_WORK REQUEST_
Select from the data all lines with the word "JSON".

_SUPPLIED ENTRIES_
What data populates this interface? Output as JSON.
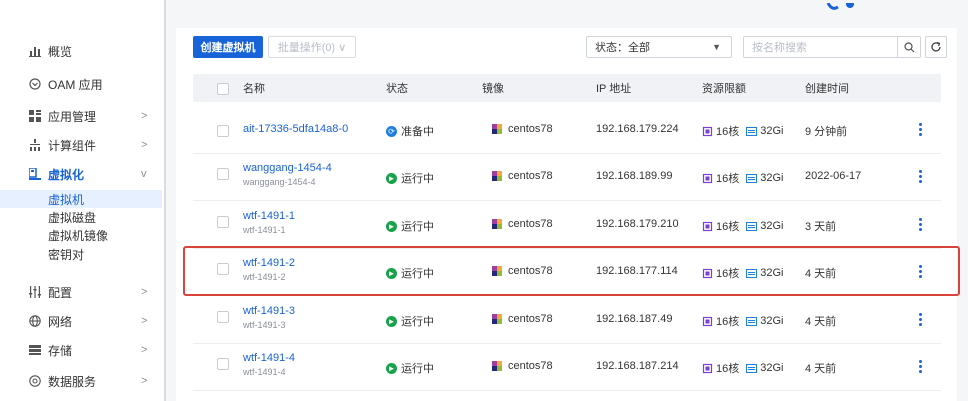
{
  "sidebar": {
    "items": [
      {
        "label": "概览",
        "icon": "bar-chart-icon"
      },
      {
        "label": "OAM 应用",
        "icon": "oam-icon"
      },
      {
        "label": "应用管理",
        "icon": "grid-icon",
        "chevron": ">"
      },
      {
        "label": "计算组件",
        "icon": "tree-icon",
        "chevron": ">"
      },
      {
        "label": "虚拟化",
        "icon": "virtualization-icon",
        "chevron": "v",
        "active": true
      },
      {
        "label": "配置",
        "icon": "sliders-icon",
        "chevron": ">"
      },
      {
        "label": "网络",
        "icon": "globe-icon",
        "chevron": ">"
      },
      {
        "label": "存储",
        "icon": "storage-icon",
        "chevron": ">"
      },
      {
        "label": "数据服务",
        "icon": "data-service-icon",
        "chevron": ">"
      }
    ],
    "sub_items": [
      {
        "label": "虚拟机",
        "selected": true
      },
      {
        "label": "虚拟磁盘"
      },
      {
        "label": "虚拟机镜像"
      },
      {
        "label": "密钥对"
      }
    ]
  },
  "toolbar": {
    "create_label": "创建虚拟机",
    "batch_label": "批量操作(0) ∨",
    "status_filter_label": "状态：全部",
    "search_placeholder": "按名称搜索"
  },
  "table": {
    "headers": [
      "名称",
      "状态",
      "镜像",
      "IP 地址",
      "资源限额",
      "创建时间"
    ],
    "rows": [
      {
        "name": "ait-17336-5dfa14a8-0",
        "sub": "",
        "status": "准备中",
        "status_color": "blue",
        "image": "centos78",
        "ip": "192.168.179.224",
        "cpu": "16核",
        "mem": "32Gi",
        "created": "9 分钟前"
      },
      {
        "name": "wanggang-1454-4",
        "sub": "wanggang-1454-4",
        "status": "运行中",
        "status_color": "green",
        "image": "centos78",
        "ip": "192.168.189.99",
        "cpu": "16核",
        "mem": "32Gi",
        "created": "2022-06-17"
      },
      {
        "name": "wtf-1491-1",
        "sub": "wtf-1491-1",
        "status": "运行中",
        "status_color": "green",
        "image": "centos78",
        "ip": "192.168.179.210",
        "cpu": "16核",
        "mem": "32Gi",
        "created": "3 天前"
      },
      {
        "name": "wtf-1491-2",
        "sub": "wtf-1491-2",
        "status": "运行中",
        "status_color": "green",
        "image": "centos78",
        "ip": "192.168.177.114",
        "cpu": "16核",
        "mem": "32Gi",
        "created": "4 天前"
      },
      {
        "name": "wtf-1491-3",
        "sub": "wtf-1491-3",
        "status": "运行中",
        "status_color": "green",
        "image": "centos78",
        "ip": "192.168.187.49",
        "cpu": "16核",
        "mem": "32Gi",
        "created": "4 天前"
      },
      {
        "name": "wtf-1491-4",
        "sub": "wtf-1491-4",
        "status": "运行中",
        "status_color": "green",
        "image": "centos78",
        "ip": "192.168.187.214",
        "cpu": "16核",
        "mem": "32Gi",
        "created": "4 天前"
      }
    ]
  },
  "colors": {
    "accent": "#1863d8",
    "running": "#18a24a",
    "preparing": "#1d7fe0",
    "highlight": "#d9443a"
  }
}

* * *

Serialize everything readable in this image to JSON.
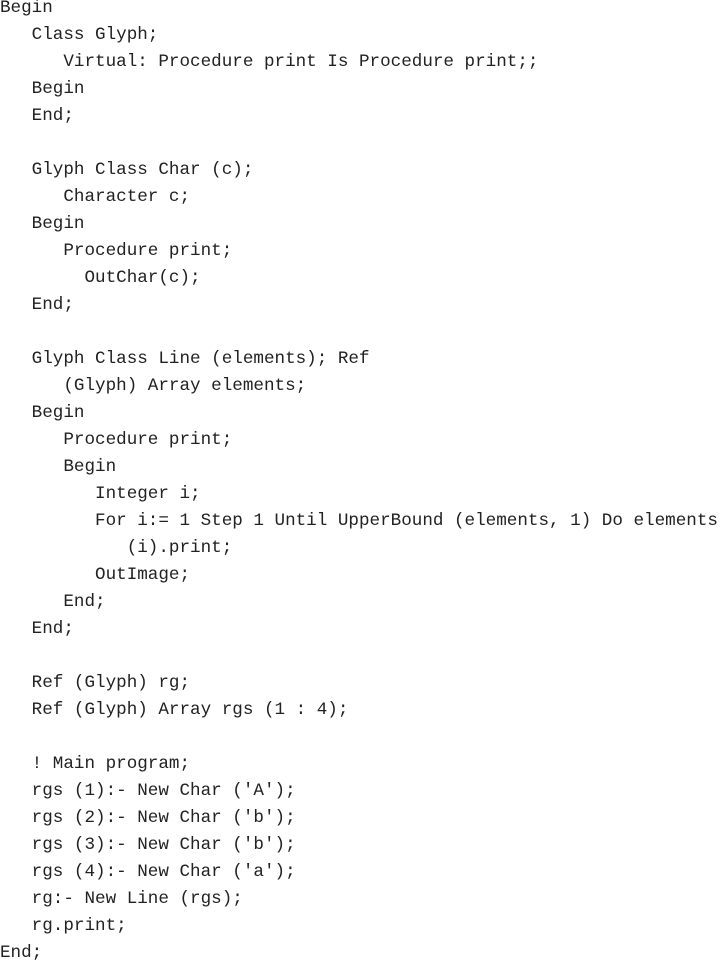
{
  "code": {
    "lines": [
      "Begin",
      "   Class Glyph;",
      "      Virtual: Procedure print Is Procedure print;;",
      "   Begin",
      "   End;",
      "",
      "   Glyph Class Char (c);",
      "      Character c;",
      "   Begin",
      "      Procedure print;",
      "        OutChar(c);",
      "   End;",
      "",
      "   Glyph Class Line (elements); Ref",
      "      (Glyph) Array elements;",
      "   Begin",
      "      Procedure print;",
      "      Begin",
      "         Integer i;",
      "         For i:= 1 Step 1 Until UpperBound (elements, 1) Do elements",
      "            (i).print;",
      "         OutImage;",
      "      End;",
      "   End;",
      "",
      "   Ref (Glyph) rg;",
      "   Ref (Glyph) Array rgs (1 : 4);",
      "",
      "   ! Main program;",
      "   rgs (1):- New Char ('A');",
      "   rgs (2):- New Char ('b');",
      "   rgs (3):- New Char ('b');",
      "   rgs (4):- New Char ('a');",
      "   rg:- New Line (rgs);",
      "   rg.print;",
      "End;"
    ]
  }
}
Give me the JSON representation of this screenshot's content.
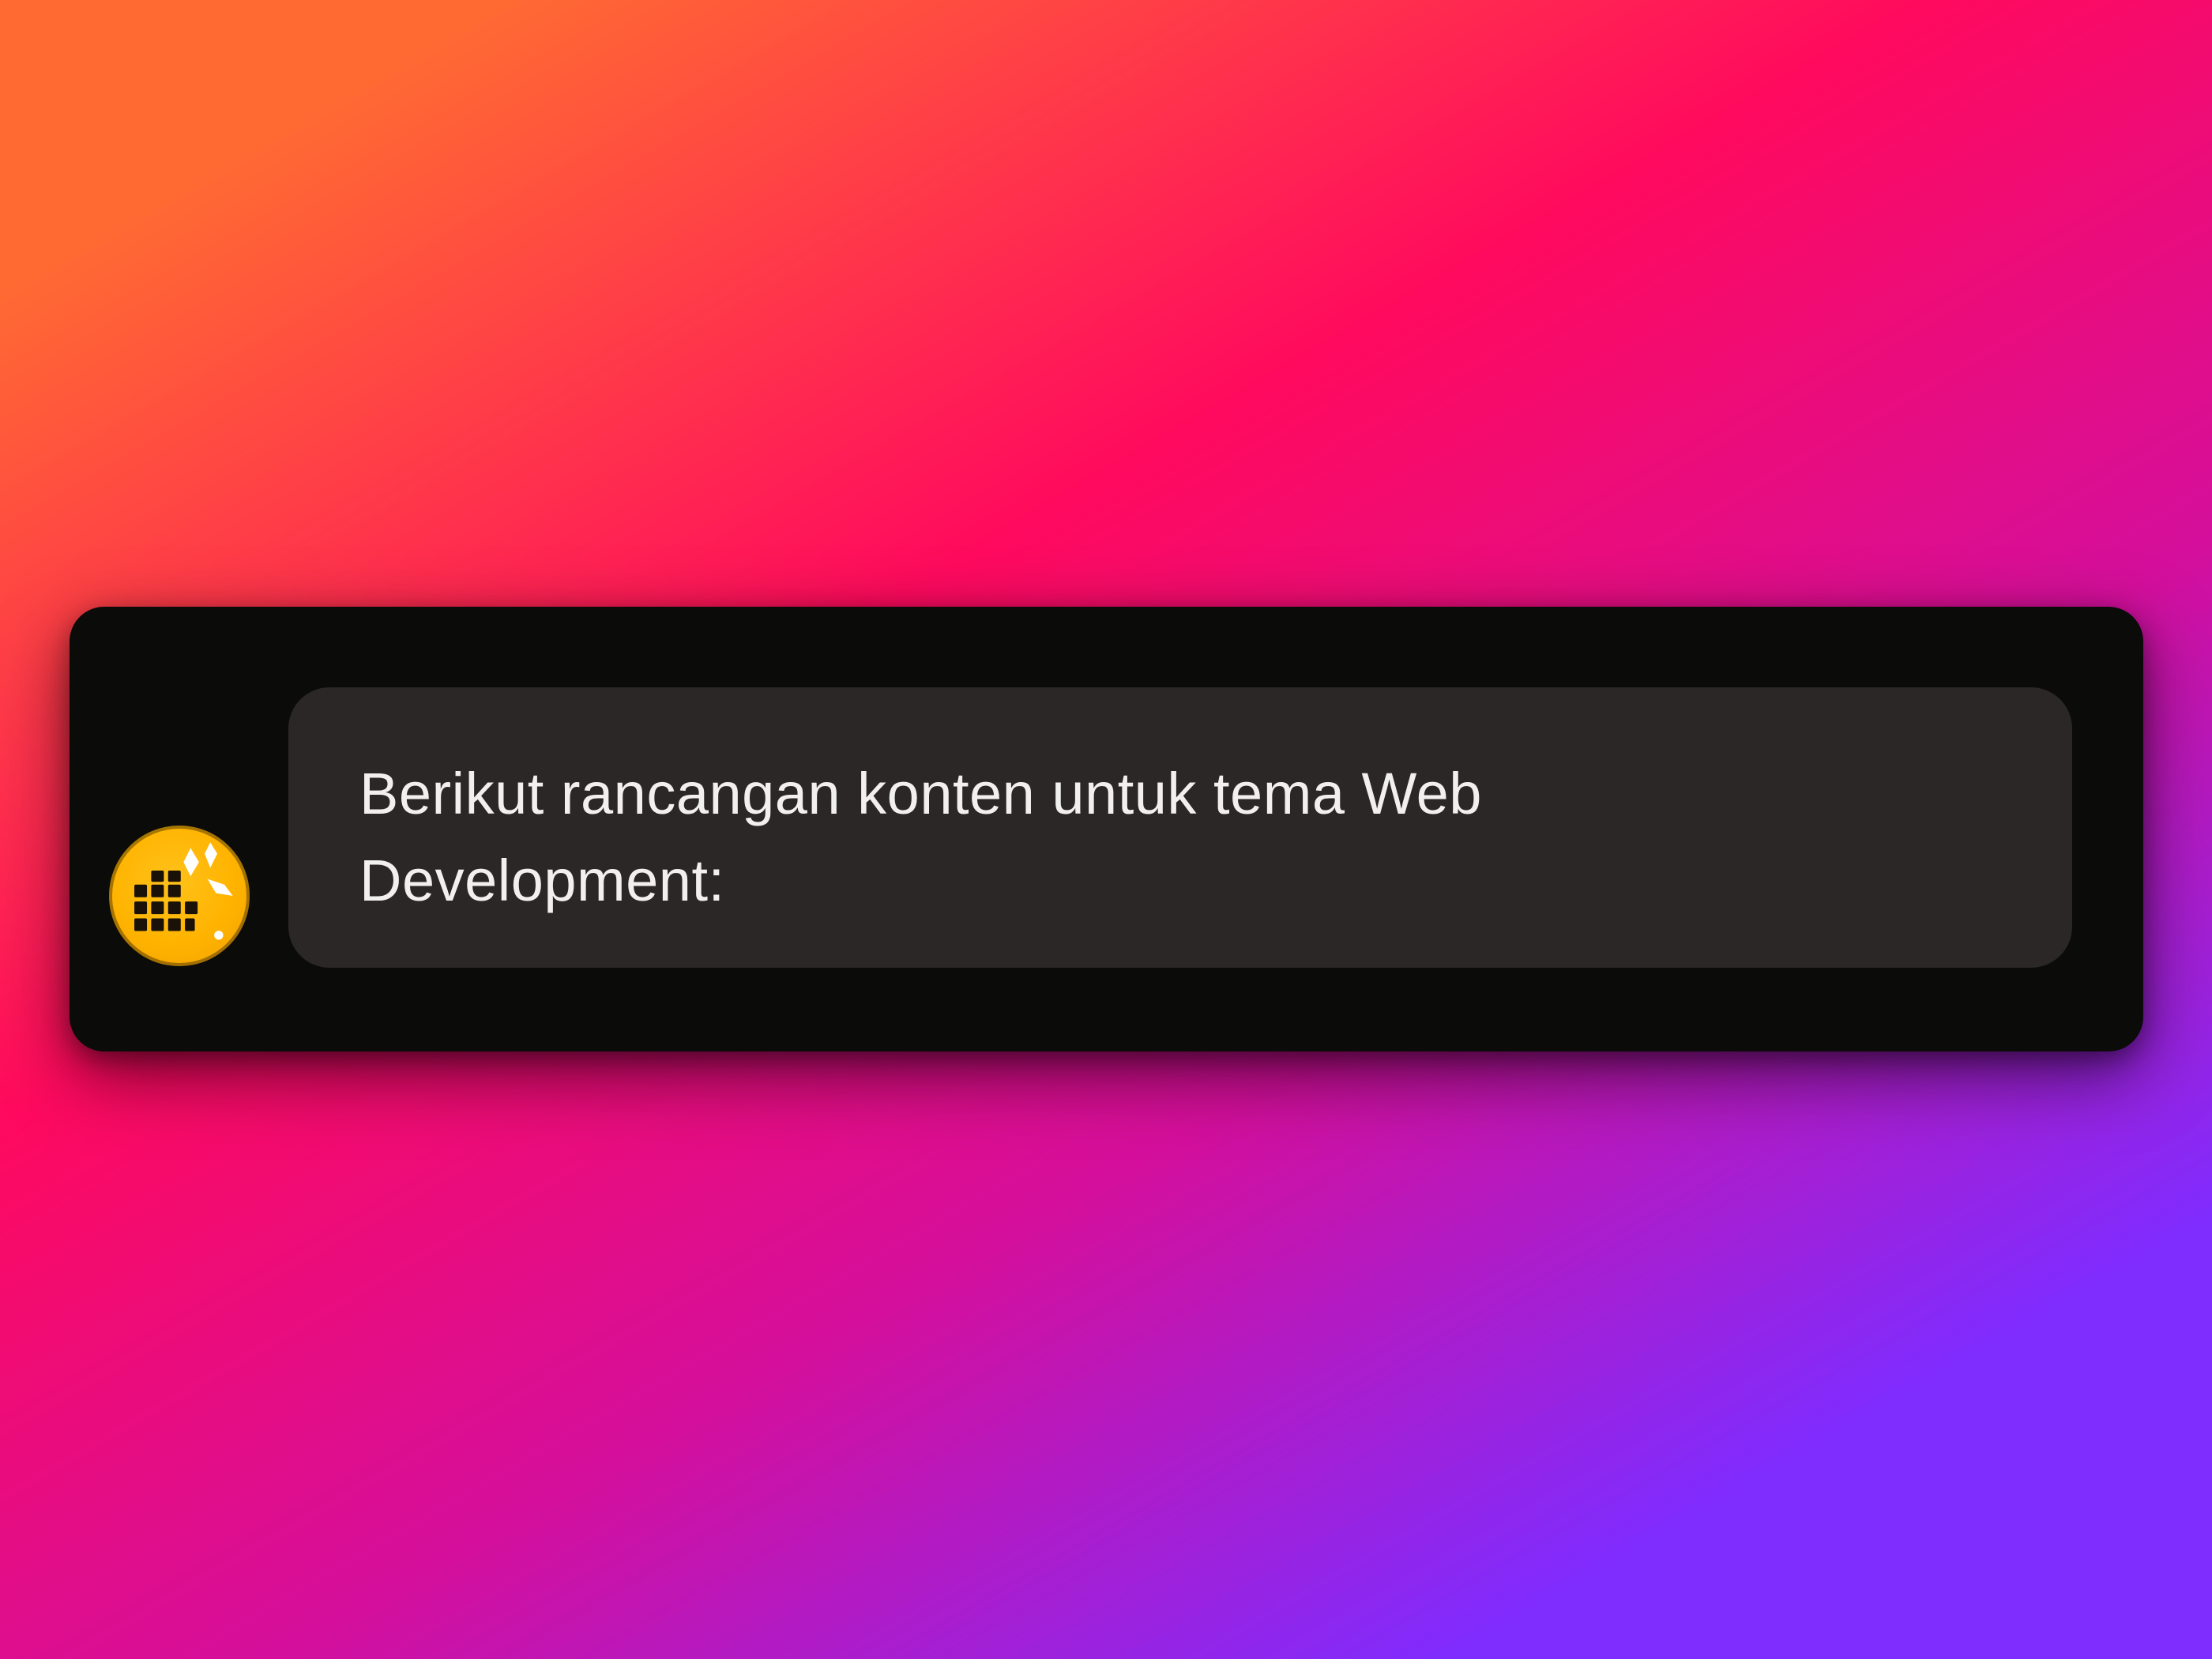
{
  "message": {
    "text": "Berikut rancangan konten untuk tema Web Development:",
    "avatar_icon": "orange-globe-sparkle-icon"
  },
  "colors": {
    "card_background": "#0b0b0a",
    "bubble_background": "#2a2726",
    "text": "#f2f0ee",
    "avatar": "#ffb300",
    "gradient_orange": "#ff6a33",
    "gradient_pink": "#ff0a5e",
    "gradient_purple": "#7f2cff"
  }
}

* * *

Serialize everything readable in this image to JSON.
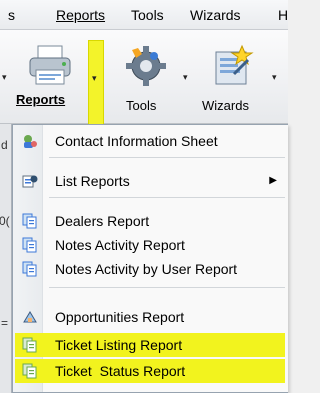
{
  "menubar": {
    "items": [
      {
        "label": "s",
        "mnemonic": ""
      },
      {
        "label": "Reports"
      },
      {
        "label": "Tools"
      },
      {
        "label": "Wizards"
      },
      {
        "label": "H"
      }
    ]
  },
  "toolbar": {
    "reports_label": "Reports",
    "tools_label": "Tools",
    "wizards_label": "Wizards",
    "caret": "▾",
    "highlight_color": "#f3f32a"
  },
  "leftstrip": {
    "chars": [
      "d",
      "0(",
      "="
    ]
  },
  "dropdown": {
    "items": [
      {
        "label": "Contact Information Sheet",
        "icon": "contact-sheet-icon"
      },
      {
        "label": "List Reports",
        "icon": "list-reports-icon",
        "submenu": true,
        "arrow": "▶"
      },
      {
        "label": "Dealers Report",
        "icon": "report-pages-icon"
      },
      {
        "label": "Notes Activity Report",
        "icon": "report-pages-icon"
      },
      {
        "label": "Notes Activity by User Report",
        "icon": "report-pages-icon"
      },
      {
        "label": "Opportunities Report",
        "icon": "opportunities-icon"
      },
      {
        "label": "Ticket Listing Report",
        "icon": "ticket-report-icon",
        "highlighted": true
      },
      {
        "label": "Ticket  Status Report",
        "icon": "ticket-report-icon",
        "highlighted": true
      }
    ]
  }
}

_ANSWER TO THE PROBLEM_
What data populates this interface? Output as JSON.
Serialize everything readable in this image to JSON.
Give me the JSON representation of this screenshot's content.
Serialize everything readable in this image to JSON.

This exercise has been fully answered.